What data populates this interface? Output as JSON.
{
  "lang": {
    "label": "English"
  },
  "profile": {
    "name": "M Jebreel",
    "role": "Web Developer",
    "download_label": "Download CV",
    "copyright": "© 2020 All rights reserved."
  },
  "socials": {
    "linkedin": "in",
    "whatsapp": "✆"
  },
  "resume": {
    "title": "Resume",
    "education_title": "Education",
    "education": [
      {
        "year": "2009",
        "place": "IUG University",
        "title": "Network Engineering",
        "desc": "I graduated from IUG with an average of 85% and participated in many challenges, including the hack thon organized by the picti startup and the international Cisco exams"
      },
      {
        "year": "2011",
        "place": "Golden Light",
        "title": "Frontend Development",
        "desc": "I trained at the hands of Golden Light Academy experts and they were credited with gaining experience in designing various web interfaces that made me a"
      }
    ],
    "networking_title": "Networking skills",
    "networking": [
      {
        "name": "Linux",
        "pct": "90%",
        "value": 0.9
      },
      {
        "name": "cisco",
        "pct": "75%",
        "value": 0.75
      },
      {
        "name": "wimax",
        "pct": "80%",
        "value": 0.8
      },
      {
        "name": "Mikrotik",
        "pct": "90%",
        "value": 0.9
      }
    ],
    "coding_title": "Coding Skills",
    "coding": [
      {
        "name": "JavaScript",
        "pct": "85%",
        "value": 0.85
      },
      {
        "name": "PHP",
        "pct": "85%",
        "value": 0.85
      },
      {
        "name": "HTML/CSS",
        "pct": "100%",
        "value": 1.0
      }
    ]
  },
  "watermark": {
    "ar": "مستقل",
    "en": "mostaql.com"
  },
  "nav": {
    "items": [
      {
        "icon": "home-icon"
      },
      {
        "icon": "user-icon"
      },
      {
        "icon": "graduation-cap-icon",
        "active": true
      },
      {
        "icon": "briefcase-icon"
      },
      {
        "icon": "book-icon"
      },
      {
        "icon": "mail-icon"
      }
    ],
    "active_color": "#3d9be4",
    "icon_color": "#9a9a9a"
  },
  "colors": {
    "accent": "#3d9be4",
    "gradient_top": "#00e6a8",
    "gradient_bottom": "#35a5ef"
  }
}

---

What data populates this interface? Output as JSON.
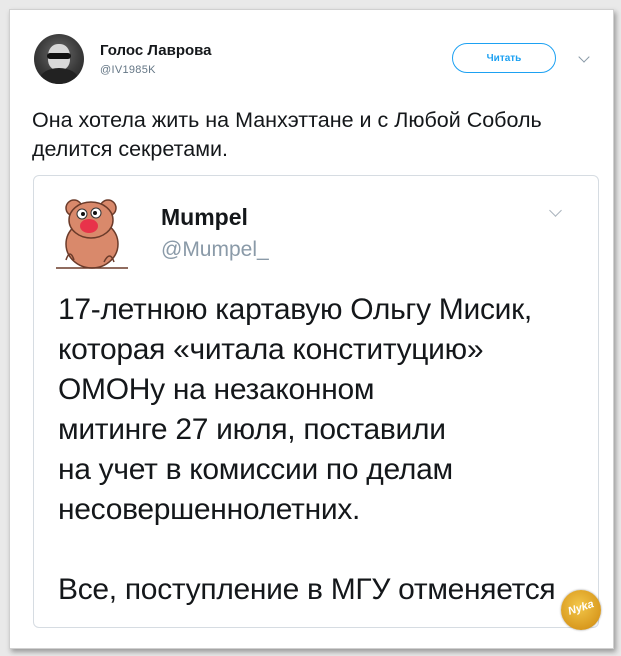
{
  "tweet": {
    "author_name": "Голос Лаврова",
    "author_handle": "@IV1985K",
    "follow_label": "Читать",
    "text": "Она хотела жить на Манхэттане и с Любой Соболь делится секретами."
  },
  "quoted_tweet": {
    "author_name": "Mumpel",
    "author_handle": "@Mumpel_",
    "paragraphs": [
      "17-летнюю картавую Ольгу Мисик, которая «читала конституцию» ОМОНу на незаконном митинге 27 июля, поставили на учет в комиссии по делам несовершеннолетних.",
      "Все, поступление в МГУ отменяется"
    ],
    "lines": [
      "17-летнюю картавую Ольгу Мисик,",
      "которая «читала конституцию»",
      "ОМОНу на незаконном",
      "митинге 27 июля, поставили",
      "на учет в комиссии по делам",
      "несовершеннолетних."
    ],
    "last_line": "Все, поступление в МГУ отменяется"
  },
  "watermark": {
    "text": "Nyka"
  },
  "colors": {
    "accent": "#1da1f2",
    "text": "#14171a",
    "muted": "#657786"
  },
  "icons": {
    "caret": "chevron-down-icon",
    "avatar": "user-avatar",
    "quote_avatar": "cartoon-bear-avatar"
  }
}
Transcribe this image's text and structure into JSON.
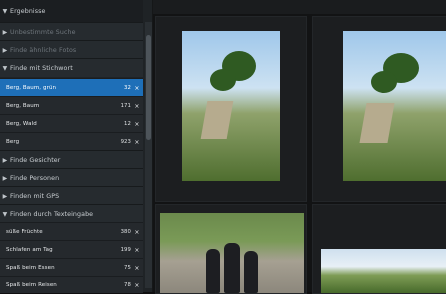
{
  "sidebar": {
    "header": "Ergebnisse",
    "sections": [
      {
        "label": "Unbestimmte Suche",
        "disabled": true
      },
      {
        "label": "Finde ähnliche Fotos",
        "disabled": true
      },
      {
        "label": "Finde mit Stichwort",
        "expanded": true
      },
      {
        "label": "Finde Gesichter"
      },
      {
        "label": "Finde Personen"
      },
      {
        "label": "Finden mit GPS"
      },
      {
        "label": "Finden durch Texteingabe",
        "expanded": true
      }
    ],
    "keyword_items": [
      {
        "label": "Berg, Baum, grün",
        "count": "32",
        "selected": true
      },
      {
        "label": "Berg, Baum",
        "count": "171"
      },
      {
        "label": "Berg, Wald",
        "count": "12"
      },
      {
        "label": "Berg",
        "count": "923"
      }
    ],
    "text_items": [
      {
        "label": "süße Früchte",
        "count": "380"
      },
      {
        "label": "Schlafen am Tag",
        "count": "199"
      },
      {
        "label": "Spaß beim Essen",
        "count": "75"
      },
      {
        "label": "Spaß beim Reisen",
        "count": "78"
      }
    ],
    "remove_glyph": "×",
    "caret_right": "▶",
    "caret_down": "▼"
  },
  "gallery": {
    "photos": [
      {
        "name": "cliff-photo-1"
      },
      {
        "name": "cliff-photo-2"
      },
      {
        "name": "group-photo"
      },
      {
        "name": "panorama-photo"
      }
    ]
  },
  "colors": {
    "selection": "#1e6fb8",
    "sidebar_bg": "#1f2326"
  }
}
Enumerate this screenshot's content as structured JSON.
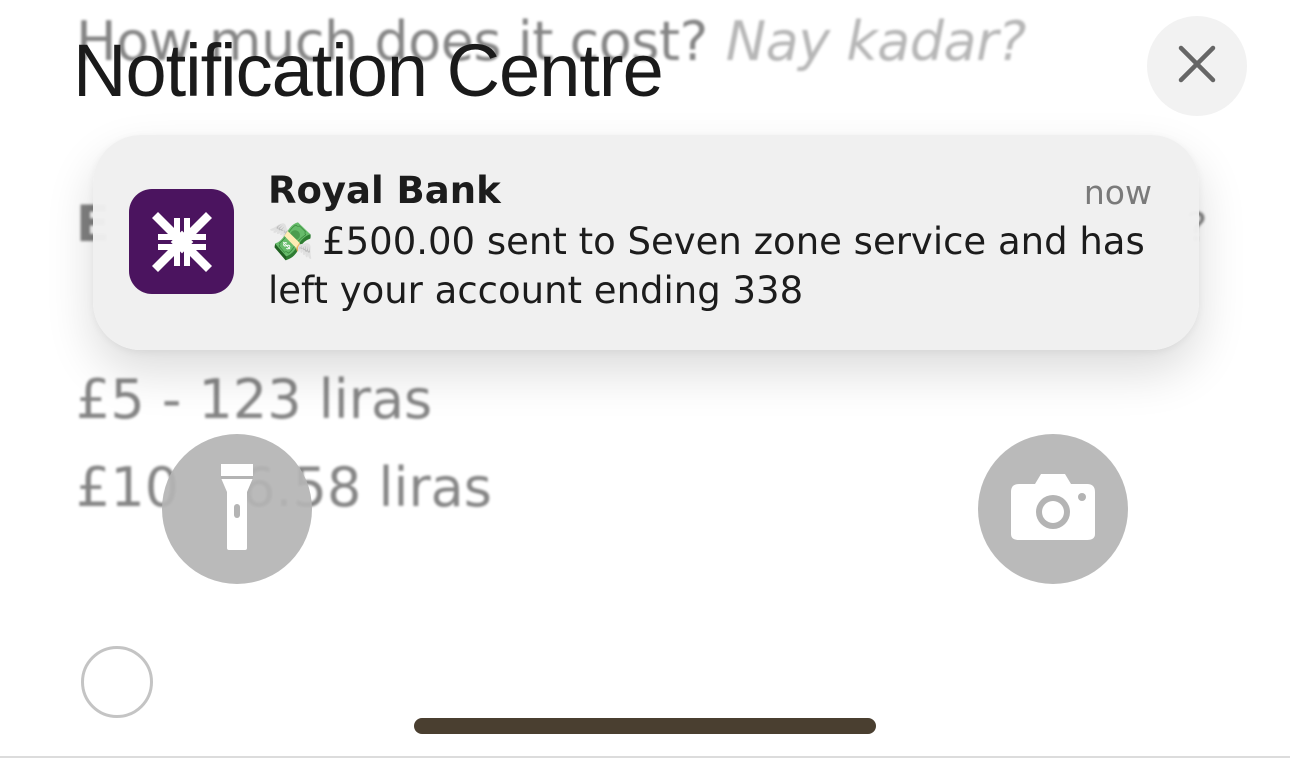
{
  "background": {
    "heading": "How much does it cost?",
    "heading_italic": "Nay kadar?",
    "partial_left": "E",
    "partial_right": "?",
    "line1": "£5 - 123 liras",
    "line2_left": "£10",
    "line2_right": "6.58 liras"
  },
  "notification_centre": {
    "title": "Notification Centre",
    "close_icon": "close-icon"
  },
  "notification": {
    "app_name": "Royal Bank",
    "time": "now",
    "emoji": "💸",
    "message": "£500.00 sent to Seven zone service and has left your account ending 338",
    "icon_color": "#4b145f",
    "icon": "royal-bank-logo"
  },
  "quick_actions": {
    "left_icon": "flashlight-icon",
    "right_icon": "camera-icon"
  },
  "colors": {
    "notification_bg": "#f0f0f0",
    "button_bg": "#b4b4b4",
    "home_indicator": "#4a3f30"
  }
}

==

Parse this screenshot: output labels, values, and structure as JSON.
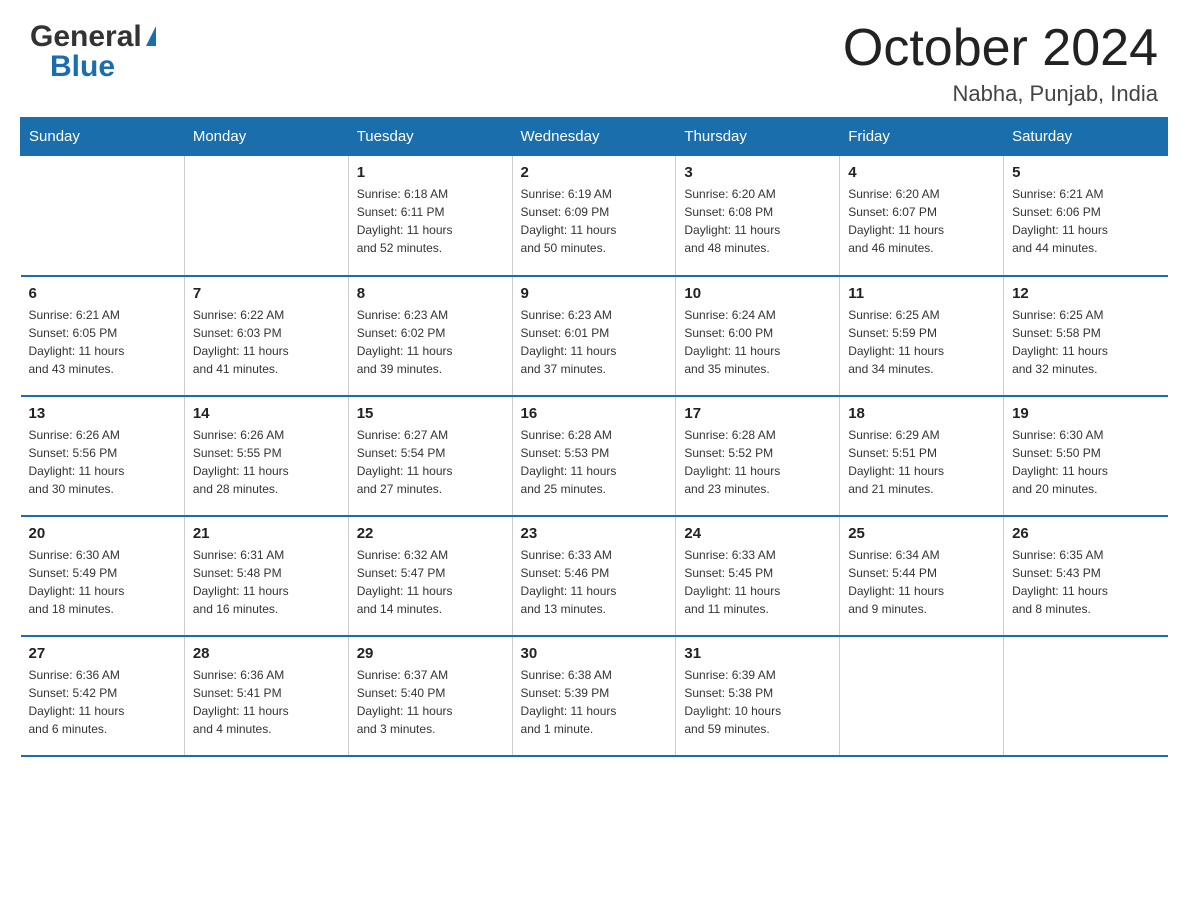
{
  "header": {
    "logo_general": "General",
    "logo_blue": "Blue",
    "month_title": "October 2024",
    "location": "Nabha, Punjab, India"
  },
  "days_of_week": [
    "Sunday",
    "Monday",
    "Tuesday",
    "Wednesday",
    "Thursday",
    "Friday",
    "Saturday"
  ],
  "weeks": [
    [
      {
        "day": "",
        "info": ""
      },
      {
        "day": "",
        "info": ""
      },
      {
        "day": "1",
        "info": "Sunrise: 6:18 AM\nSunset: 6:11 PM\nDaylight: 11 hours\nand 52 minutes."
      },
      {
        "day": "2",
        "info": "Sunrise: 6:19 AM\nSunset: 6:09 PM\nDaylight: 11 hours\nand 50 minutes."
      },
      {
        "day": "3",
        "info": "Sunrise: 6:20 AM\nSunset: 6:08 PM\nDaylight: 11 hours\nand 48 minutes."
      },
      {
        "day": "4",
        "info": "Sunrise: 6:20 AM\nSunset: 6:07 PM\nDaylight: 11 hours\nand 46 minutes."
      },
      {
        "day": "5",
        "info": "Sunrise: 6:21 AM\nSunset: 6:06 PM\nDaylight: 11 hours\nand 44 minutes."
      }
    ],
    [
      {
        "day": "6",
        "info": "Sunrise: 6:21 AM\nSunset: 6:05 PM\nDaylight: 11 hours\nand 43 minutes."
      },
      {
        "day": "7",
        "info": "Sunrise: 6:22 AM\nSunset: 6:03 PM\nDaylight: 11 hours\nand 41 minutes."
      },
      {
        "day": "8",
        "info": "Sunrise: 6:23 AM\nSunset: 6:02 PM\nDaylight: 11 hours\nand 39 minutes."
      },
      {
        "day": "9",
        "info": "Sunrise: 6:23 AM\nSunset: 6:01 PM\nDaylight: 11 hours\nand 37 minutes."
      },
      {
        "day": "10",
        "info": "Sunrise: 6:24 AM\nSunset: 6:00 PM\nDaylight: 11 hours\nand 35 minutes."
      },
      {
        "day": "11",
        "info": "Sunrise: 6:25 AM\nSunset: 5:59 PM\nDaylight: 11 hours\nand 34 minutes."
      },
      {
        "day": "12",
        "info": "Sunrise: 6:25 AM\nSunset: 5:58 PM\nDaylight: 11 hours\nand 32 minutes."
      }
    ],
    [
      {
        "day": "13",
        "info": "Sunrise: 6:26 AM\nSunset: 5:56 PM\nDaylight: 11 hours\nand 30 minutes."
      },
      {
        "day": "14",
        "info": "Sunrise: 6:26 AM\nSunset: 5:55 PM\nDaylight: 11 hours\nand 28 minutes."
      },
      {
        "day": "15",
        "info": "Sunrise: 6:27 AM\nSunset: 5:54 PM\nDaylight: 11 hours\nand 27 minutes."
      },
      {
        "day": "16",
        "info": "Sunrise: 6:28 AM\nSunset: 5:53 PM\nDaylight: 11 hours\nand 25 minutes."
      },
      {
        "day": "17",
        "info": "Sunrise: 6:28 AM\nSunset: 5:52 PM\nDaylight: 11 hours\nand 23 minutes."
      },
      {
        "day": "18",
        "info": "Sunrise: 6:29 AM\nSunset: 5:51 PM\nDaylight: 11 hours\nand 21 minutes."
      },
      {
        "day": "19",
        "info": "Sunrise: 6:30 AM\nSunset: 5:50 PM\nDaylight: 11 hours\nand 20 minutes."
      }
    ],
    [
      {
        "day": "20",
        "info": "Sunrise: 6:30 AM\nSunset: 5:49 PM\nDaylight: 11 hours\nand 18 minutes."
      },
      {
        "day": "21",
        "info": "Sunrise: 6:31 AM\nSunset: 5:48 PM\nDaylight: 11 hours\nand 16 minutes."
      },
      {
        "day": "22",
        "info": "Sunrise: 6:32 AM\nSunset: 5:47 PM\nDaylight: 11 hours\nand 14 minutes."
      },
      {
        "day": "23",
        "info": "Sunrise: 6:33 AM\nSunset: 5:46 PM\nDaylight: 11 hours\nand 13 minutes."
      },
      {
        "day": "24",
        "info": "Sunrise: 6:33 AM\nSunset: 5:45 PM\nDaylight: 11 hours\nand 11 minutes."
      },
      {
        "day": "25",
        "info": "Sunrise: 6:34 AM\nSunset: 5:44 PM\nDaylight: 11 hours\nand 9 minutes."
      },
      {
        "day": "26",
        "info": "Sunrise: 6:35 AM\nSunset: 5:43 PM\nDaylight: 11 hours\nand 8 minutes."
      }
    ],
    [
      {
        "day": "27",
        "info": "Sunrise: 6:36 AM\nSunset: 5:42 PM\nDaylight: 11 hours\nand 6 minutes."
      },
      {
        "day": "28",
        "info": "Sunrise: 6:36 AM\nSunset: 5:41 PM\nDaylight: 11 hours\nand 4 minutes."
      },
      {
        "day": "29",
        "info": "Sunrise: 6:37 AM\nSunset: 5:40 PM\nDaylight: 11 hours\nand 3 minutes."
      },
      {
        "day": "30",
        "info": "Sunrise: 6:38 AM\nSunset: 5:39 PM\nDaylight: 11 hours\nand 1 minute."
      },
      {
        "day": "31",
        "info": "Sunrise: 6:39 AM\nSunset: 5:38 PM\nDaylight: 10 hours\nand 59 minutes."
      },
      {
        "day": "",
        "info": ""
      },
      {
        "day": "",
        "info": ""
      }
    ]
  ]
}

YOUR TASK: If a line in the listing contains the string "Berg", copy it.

PROBLEM SOLUTION:
        "label": "Berg, Baum, grün",
        "label": "Berg, Baum",
        "label": "Berg, Wald",
        "label": "Berg",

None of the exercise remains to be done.